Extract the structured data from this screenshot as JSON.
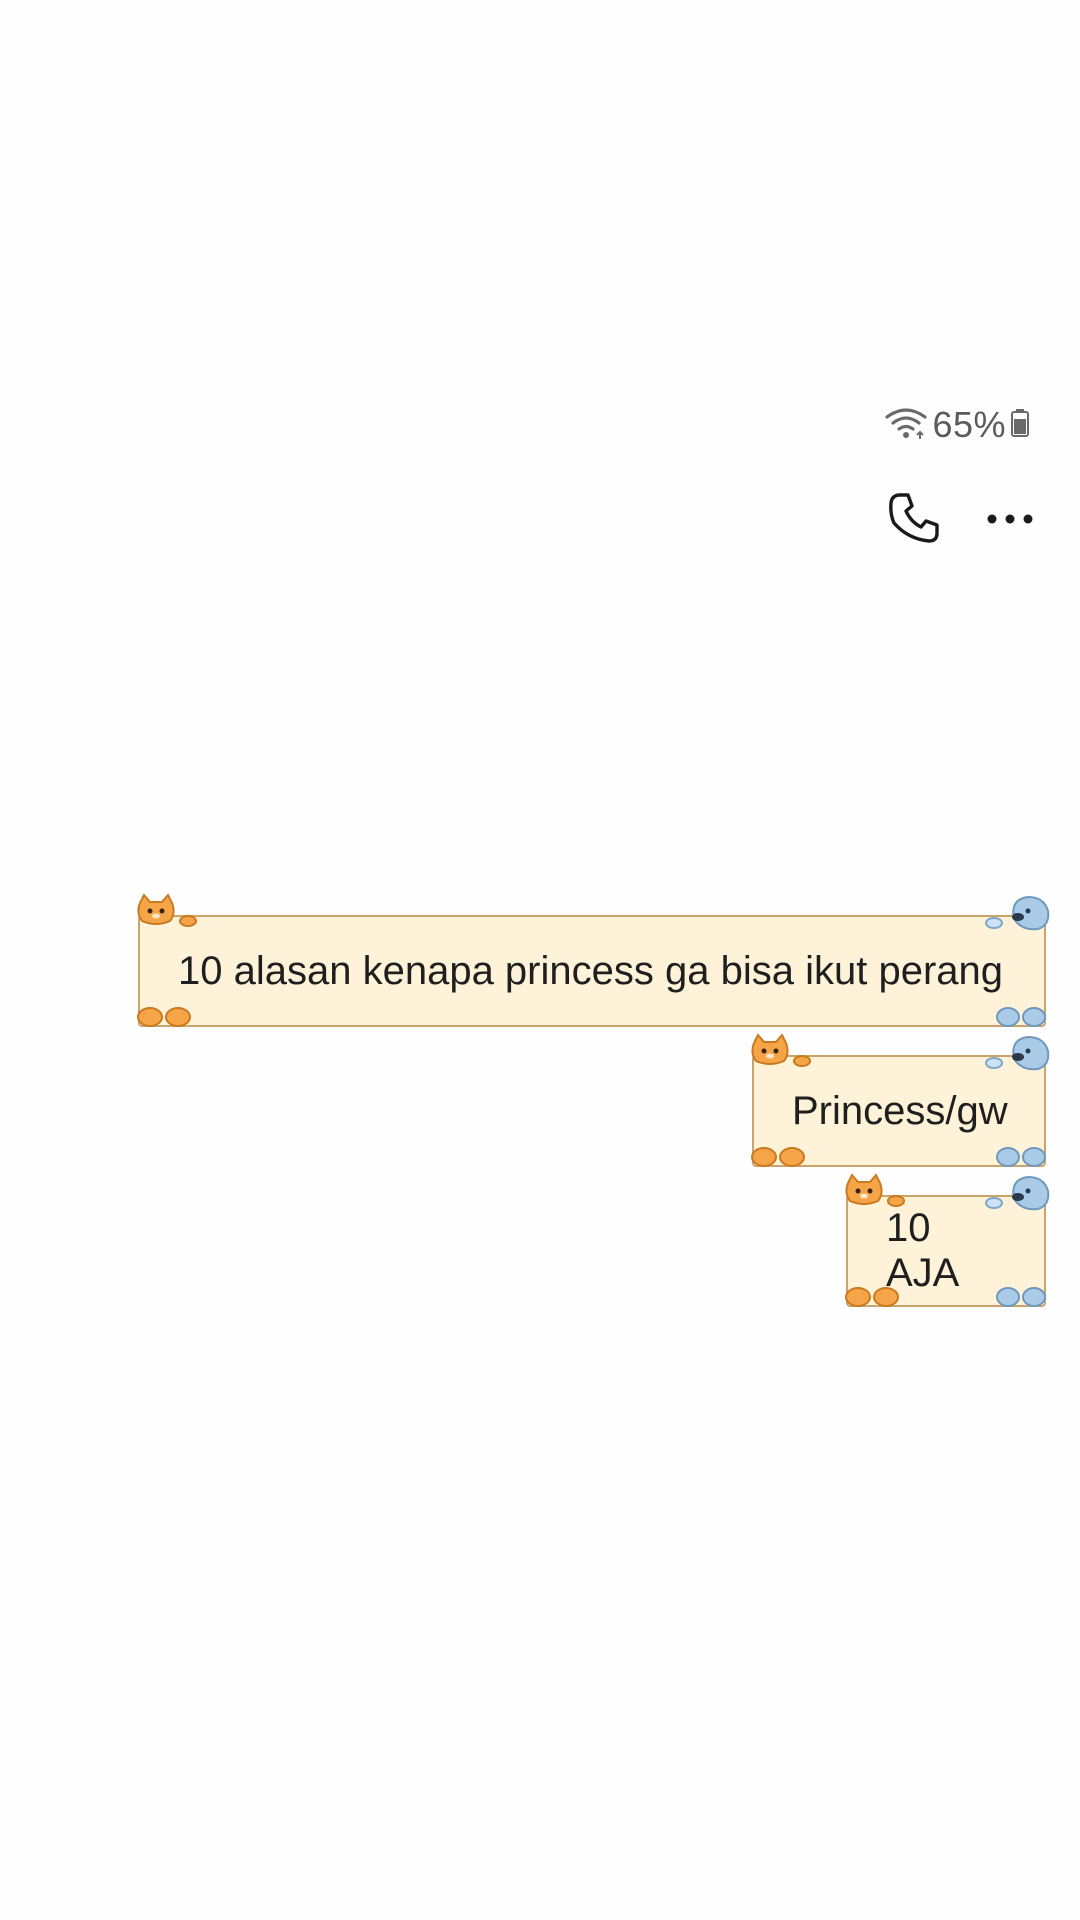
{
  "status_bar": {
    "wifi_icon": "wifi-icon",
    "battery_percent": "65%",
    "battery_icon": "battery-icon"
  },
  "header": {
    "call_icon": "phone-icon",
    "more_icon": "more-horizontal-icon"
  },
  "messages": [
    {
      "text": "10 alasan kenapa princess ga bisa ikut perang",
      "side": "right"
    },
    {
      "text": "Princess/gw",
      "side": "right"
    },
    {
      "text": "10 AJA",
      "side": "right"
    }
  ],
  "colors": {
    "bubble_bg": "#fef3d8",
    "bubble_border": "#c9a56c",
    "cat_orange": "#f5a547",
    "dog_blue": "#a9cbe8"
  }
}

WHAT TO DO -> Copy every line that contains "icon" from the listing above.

ANSWER TO THIS PROBLEM ->
    "wifi_icon": "wifi-icon",
    "battery_icon": "battery-icon"
    "call_icon": "phone-icon",
    "more_icon": "more-horizontal-icon"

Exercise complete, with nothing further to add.